Is a Deathbed Will or Will signed in a hospital legally valid?
Yes, Texas wills are valid if signed in a hospital or even on a deathbed. However, although a will is not invalid merely because it was signed in a hospital, it is not a good idea to sign your will in a hospital or to wait until you’re on your deathbed.
First, we can’t predict when we’ll be hospitalized or under what circumstances. You may go to the hospital unconscious and be physically unable to sign a will. So, it is not wise to put off getting your will made.
Second, just because a will signed in a hospital is valid in Texas, the will may face added scrutiny when it goes to probate court after the will-signer’s death. That is, family members will be more likely to challenge the will, fearing for example:
- that the will was signed under duress
- that the will-signer was too sick to understand the will being signed
- that the will-signer was under the influence of medication
- that the will-signer was mentally incapacitated
These are all valid arguments in probate court. For a will to be valid in Texas, the will-signer must understand what he’s signing, the nature and extent of his property, his nearest family members, and so forth. So, while it doesn’t directly matter that the will was signed in a hospital, indirectly it matters a great deal.
What can you do to make sure that your Will stays out of court?
Don’t wait to have your will done until you’re in the hospital. It is more likely that someone will challenge the will in court if it is signed in a hospital. And, if the will gets challenged in court, it’s more likely that people will question whether or not you had the legally required state of mind to sign the will.
Will you, as a wills attorney, help a client sign a will in the hospital?
Maybe. I will consider whether or not the will-signer has the required mental ability to sign the will. If the will-signer has the legally required “testamentary capacity,” then I will agree to conduct the will signing in a hospital. If this is done, I will make sure to document from the witnesses that the will-signer understand the contents of the will, that the will-signer understood the effect of signing the will, and that the will-signer otherwise possessed testamentary capacity.
How Do You Get Shutt Law Firm To Create Your Will in Texas?
Use the online contact form (to the right) to send the attorney a message, and he will get back with you as soon as possible. You can also call the office (214-302-8197) or send an email (firstname.lastname@example.org).
If you prefer to meet at the office in person in Richardson, TX–great, the attorney will gladly offer a free consultation.
Visit www.ShuttLawFirm.com for more information on a Texas Last Will and Testament, when you should get a will in Texas, deathbed wills (“death bed wills”), how much wills cost in Texas, having an attorney create your will, a living will, medical power of attorney, or any other Texas estate planning question, contact Dallas, Texas Wills & Probate lawyer Isaac Shutt at email@example.com.
Shutt Law Firm’s office is conveniently located just north of Dallas, TX, near the intersection of highway 75 and Campbell Road in Richardson, TX.
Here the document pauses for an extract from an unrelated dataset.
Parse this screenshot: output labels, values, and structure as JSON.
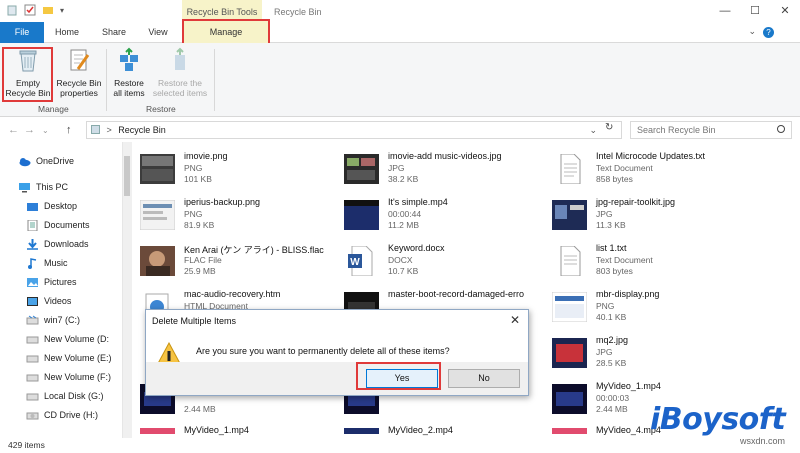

You can also call Mr. Shutt at (214) 302-8197 for more information on the topic discussed in this article or to discuss a different legal matter. For existing clients, quick phone-calls and brief e-mails are always free at Shutt Law Firm PLLC. Please consider the Shutt Law Firm if you need letters testamentary, how to serve as executor in Texas, how to probate in Texas, Last Will and Testament, or you need a probate attorney in Dallas, Richardson, Plano, Allen, McKinney, Garland, Addison, TX or surrounding North Texas area.